Strong demand leads DroneDefender makers to release new version

By Luke Geiver | September 18, 2017

After selling more than 300 units of a counter-drone device originally designed to be a prototype only, Battelle has announced a new version of its DroneDefender system. The new version builds on the previous design and includes a handheld, man-portable set-up similar to a long-rifle firearm. By pointing the unit’s tip at an intrusive or nefarious small unmanned aircraft vehicle, a DroneDefender V2 user can disrupt the suspicious drone’s remote control link or the GPS receiver.

The unit is effective up to 400 meters and requires the user to point at a drone and then lead the drone to the ground by keeping it within the sight picture—30 degrees—of a scope mounted on the top of the unit. At 15 pounds, the system is portable and can run for two hours.

Although the system is not currently for sale or available to entities outside of the U.S. Department of Defense and the Department of Homeland Security, the demand by the DOD and DHS has been strong enough for Battelle to produce a more refined option.

“Our original solution was a rapid prototype solution.
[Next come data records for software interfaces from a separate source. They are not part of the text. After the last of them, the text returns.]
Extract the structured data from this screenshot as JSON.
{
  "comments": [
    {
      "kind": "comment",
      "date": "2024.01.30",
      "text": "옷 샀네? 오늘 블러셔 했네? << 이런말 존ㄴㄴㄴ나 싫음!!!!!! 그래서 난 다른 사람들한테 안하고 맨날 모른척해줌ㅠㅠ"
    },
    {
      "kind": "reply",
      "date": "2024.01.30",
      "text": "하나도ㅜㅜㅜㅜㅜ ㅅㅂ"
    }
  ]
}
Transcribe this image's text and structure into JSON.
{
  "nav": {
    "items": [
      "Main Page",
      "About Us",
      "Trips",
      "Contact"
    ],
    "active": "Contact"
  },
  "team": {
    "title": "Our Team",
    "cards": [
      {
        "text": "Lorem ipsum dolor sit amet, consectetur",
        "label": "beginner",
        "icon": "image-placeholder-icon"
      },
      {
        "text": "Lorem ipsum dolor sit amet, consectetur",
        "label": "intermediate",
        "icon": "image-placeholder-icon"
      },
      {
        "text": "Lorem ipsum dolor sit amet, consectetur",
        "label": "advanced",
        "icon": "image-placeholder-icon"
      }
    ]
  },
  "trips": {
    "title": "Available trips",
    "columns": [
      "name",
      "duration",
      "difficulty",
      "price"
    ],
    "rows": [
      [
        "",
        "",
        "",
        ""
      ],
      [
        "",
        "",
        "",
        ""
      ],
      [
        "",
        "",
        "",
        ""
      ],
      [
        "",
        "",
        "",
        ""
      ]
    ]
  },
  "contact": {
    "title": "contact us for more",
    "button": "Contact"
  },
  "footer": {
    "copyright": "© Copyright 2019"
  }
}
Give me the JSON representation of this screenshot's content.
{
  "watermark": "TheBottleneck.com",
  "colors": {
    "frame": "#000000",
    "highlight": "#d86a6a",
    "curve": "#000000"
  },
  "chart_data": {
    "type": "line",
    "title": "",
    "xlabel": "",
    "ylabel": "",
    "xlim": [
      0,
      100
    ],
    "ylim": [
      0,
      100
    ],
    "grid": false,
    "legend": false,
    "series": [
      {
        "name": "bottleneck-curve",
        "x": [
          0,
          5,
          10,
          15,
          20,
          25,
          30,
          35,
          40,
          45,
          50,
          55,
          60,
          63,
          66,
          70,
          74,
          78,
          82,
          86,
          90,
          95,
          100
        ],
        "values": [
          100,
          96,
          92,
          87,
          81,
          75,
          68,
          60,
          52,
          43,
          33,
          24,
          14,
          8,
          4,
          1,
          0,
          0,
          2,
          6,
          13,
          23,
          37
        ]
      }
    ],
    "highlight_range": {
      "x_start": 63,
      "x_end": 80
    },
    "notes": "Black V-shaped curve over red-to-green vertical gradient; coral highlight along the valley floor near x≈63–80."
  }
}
It was made with commercial off the shelf part and delivered a needed solutions to the field quickly,” said Dan Stamm, manager of Battelle’s Counter UAS program. “That bought us time to develop a custom design based, in large part, on user input and feedback from the field.”

Alex Morrow, co-developer of the DroneDefender, said that adversaries continue to rapidly evolve their drone threats, “including shifting to the newest drones available,” he said. Morrow and his team are constantly updating their system to handle threats posed by the newest drones, he added.